Shiny Machines Don't Equal Quality Learning
I learned the hard way last semester that if the technology is the focus of a project you lose the learning. I knew this was the case, but I was so pumped to use the technology that I actually had to experience that again to remind myself. Students were given a maker project to create a product for a Christmas craft fair. The whole thing hinged on the laser cutter. What ended up happening was the outcomes were not achieved at a deep and meaningful level and I ended spending a ton of time cutting and etching with the laser with students not connected to the project.

Fast forward to the next design project where students had to scrounge materials and use a mouse trap I supplied to make a mousetrap car that had to travel as far as possible down the hallway. No specific technology was the focus. Students make their cars from materials they dug up from home and the school. They put them together in the shop, with duct tape, string, K-Nex, Lego. Some use the laser cutter to make the body of the car, others, laser cut acrylic wheels. Some sketched their plans out and others used Sketchup. The technology was used when it was needed. I found students' were much more involved and focused.

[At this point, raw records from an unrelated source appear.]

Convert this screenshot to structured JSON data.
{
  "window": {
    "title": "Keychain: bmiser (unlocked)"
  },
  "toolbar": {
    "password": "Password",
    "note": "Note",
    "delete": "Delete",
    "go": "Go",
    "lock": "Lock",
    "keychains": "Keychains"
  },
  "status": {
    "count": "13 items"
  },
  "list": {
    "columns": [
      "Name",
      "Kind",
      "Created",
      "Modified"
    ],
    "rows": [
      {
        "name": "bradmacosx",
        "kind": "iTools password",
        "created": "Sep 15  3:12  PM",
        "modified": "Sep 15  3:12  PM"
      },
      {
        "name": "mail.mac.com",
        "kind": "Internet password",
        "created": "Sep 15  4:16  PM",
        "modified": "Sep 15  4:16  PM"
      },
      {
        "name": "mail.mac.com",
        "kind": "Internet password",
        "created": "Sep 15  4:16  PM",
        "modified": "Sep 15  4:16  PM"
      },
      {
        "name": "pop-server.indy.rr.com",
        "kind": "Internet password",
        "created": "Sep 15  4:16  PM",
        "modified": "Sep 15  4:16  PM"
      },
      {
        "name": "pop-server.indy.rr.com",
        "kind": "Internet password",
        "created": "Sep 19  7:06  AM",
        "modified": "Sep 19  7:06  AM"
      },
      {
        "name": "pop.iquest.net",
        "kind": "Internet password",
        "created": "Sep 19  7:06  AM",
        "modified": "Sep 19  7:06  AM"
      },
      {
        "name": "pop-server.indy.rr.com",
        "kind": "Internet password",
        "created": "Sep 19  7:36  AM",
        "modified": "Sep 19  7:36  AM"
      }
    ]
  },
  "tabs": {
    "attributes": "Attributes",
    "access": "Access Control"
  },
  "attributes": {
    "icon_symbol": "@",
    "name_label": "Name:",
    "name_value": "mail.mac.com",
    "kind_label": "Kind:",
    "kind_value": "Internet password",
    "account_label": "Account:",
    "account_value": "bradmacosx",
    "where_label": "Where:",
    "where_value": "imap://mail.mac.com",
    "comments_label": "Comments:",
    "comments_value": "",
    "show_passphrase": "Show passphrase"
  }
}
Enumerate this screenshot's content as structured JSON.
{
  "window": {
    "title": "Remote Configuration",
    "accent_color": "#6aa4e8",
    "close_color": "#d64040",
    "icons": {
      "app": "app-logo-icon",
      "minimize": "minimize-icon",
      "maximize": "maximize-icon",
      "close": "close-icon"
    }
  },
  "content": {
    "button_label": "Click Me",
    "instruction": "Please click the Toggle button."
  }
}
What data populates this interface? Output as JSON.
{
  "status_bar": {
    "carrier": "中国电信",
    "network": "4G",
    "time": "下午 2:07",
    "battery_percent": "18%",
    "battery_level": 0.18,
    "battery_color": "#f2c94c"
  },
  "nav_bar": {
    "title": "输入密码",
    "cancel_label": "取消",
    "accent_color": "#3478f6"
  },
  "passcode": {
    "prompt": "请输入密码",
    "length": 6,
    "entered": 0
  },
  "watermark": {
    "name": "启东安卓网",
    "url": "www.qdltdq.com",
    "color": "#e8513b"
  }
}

Be wary of the shiny technology people, the latest app, the gadget that seems to be the answer to solve everything. ( I must add a disclaimer here that I'm as big a 'technology whore' as the next nerd so I'm in no way saying that technology shouldn't be used in classrooms. Technology is integral to my program at my school.)

Inspiring Student Makers in Schools.

Bringing the Maker Movements into schools has been talked about a lot over the past couple years. I would argue that it has always been in the many schools in one form or another.  It's only now getting more press. One thing I want to add to the experience of making for my students is an audience, some real purpose, or big problem that needs to be solved. Essential to this is integrating design thinking and the design process as a guide for student to attack these problems. (There's another post brewing for that topic!) 

One of my favourite phrases to tell students is "Hmmmm, I'm not sure, where do you think you could find out about that?" It frustrates students who sometimes want the answer right away. I'm hoping that relentless pursuit of the 'right answer' is something that will fade away, because when you are making there are no right answers. I didn't learn how to build a Makerbot by taking a 3 week course on Wednesday nights. I didn't learned how to use a laser cutter with formal training. I learned as I used them. Yesterday I needed to learn how to cut anodized aluminum for plaques in our school. A colleague took 15 minutes to show me how the foot shear in the IA lab worked and presto! I was cutting sheet metal and was able to take my design and etch it into it within 30 minutes. Pretty cool!  

What I want students to do is to think of their 'final product' as not an ending, but just the most current and likeable iteration of their designs. You might come back months or weeks later to revise it. So with this in mind, in semester 2 we are going to do a lot of making, designing, analyzing, and making some more. 

What are your thoughts about the making in schools?